The lines “flowers press furled heads as
/ roots draw strength from a corpse” remind us of Whitman’s “This
Compost,” or Bataille’s notions of life being derived from
putrefaction. Is that kind of paradoxical thinking important to your
That type of thinking is very important to my writing (if I possess a
“poetics,” I’m afraid it is invisible to me) but I have to argue with
the word “paradoxical.” The idea that life and death ceaselessly
nurture one another seems reasonable enough to me. The fact that our
consciousness would rather avoid direct acknowledgement of this flowing
cycle might be the real paradox. It’s perhaps our oldest survival
instinct—push out the thoughts of death and decay and get on with
living. It’s why, when we strike and kill the young whitetail fawn with
our car, we’re likely to shudder or even weep instead of rejoicing for
all the crows, buzzards, beetles, flies, etc that will eat well that
day. “Nature” is a merciless recycler.

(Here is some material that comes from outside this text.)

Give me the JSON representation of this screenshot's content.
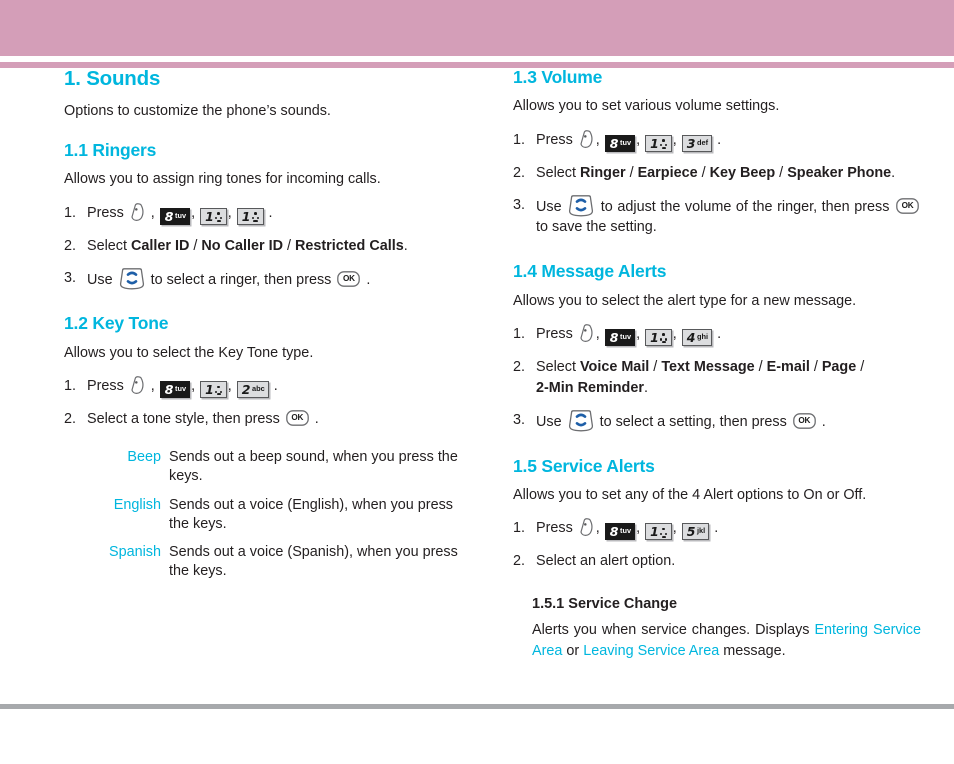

Everything wasted is put to some
use. Everything created steps out of the waste. An honest “nature poem”
should admit this reality.
“Of Season” uses the first person

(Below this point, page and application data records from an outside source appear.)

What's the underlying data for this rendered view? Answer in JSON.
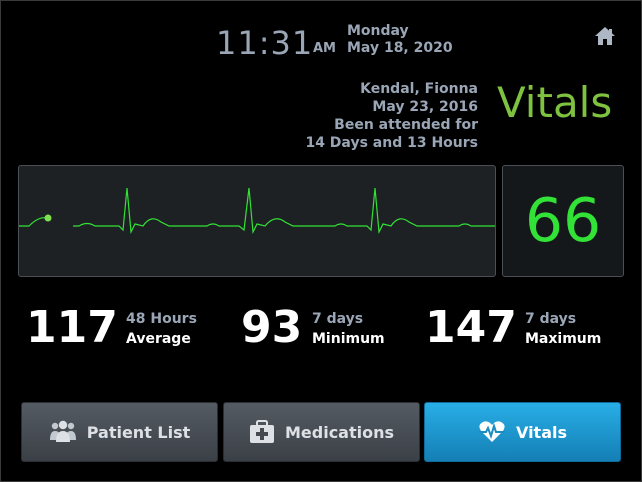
{
  "header": {
    "time": "11:31",
    "ampm": "AM",
    "weekday": "Monday",
    "date": "May 18, 2020"
  },
  "patient": {
    "name": "Kendal, Fionna",
    "date": "May 23, 2016",
    "attended_line1": "Been attended for",
    "attended_line2": "14 Days and 13 Hours"
  },
  "screen_title": "Vitals",
  "heart_rate": "66",
  "stats": [
    {
      "value": "117",
      "period": "48 Hours",
      "label": "Average"
    },
    {
      "value": "93",
      "period": "7 days",
      "label": "Minimum"
    },
    {
      "value": "147",
      "period": "7 days",
      "label": "Maximum"
    }
  ],
  "nav": [
    {
      "label": "Patient List",
      "icon": "users-icon",
      "active": false
    },
    {
      "label": "Medications",
      "icon": "medkit-icon",
      "active": false
    },
    {
      "label": "Vitals",
      "icon": "heartbeat-icon",
      "active": true
    }
  ],
  "colors": {
    "accent_green": "#7ec240",
    "ecg_green": "#32e236",
    "active_blue": "#1c9bd3",
    "muted_text": "#9aa6b6"
  }
}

singular and plural, a distinction emphasized in the contrast between
the lone hawk and the flock of pintails toward the end of the poem. Is

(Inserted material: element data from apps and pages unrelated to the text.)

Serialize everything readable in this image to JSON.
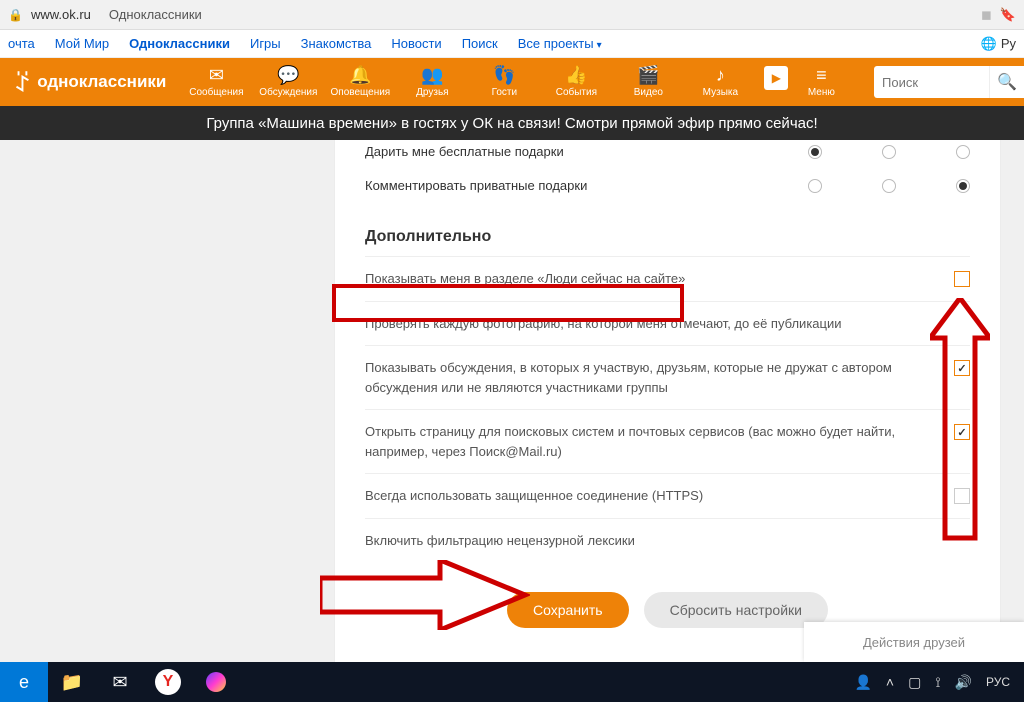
{
  "browser": {
    "url": "www.ok.ru",
    "page_title": "Одноклассники"
  },
  "mailru_nav": {
    "items": [
      "очта",
      "Мой Мир",
      "Одноклассники",
      "Игры",
      "Знакомства",
      "Новости",
      "Поиск",
      "Все проекты"
    ],
    "active_index": 2,
    "lang": "Ру"
  },
  "ok_header": {
    "logo": "одноклассники",
    "nav": [
      {
        "icon": "✉",
        "label": "Сообщения"
      },
      {
        "icon": "💬",
        "label": "Обсуждения"
      },
      {
        "icon": "🔔",
        "label": "Оповещения"
      },
      {
        "icon": "👥",
        "label": "Друзья"
      },
      {
        "icon": "👣",
        "label": "Гости"
      },
      {
        "icon": "👍",
        "label": "События"
      },
      {
        "icon": "🎬",
        "label": "Видео"
      },
      {
        "icon": "♪",
        "label": "Музыка"
      }
    ],
    "menu_label": "Меню",
    "search_placeholder": "Поиск"
  },
  "banner": "Группа «Машина времени» в гостях у ОК на связи! Смотри прямой эфир прямо сейчас!",
  "settings": {
    "radio_rows": [
      {
        "label": "Дарить мне бесплатные подарки",
        "selected": 0
      },
      {
        "label": "Комментировать приватные подарки",
        "selected": 1
      }
    ],
    "additional_header": "Дополнительно",
    "check_rows": [
      {
        "label": "Показывать меня в разделе «Люди сейчас на сайте»",
        "checked": false
      },
      {
        "label": "Проверять каждую фотографию, на которой меня отмечают, до её публикации",
        "checked": null
      },
      {
        "label": "Показывать обсуждения, в которых я участвую, друзьям, которые не дружат с автором обсуждения или не являются участниками группы",
        "checked": true
      },
      {
        "label": "Открыть страницу для поисковых систем и почтовых сервисов (вас можно будет найти, например, через Поиск@Mail.ru)",
        "checked": true
      },
      {
        "label": "Всегда использовать защищенное соединение (HTTPS)",
        "checked": false
      },
      {
        "label": "Включить фильтрацию нецензурной лексики",
        "checked": null
      }
    ],
    "save_label": "Сохранить",
    "reset_label": "Сбросить настройки"
  },
  "friends_activity": "Действия друзей",
  "taskbar": {
    "lang": "РУС"
  }
}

this poem in a certain way a meditation on individuation?
This poem comes from a series written in the aftermath of a mass
shooting several years ago. (I won’t name the exact tragedy in honor of
its victims, their families, and the community where it occurred.) The
series tries to dig into why the individual goes wrong, why community
is rejected, and how morals then dissolve. The poems also look to the
natural world for comfort but instead find mirrors. So I’d say
they’re more meditations on aberration than on individuation. The last
thing I hope to do is in any way celebrate the individuals who
perpetrate these unspeakable acts. There’s a fine line here, but it’s
part of the poet’s job to speak (or speak about) the unspeakable. “Of
Season” is a “meditation on individuation,” but specifically on the
negative potential for destructiveness in both the individual and the
group-mind. It’s a warning.
The italicized lines invite a number of
possible readings. Are these bits of dialogue spoken by an “other,” or
do they come from an even deeper, more inward source of articulation
for your lyric speaker?
The italicized voice speaks from within the speaker’s blood,
introducing arguments and corrections. I suppose it is the voice of the
collective dead of human history.